---- Records for this task

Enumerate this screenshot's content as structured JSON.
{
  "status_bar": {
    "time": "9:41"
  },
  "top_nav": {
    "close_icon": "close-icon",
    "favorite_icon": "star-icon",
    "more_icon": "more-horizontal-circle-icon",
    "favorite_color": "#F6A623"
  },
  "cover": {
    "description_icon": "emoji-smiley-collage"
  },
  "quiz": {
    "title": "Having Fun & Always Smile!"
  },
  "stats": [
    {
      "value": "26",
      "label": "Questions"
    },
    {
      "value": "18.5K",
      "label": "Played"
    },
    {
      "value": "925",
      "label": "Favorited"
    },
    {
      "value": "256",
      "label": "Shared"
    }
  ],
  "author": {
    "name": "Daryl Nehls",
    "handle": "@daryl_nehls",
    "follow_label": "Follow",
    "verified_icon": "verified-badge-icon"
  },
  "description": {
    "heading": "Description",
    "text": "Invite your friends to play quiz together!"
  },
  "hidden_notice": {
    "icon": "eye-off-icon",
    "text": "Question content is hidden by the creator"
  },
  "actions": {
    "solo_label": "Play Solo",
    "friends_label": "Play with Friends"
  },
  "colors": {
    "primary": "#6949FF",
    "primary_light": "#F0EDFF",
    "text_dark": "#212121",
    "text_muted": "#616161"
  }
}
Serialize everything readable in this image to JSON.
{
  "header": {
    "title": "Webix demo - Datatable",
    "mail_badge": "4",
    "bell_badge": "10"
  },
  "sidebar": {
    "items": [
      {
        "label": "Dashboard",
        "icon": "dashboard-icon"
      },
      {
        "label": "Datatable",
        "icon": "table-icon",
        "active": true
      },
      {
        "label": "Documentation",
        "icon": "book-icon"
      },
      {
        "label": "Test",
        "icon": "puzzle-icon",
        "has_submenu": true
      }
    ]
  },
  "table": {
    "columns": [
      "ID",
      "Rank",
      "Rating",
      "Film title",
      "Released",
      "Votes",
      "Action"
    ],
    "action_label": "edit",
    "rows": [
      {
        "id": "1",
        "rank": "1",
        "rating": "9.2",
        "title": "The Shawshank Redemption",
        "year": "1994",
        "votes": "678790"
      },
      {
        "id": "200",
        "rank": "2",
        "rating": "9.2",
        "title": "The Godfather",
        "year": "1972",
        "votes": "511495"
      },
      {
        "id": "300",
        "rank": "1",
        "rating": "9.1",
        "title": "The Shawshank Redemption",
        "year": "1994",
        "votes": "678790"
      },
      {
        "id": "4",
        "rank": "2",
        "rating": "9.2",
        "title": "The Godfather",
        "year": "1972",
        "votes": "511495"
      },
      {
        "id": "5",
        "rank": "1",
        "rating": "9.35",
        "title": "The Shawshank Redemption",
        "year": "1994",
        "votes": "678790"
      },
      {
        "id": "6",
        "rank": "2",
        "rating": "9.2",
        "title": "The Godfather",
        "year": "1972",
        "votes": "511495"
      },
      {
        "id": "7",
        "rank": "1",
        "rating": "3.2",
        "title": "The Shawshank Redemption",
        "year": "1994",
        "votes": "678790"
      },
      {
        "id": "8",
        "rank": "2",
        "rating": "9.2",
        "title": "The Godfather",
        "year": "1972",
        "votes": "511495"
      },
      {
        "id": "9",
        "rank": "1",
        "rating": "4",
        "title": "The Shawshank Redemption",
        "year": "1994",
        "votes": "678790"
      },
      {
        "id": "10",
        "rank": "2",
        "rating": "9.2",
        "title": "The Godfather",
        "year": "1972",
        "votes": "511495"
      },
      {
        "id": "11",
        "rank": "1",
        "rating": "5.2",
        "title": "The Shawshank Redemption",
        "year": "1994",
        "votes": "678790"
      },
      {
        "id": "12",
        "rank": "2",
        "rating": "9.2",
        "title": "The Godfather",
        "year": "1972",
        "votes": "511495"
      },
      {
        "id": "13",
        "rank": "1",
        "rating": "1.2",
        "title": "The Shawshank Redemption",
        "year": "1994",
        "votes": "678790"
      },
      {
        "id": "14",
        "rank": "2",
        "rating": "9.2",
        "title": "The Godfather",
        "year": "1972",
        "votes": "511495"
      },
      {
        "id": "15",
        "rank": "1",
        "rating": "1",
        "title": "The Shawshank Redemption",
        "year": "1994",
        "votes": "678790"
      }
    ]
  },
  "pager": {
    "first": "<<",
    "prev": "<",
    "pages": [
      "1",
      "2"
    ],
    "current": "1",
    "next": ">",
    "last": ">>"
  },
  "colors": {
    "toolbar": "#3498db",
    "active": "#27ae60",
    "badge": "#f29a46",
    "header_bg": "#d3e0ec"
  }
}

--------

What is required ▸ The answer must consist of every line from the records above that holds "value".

Exercise output ▸
      "value": "26",
      "value": "18.5K",
      "value": "925",
      "value": "256",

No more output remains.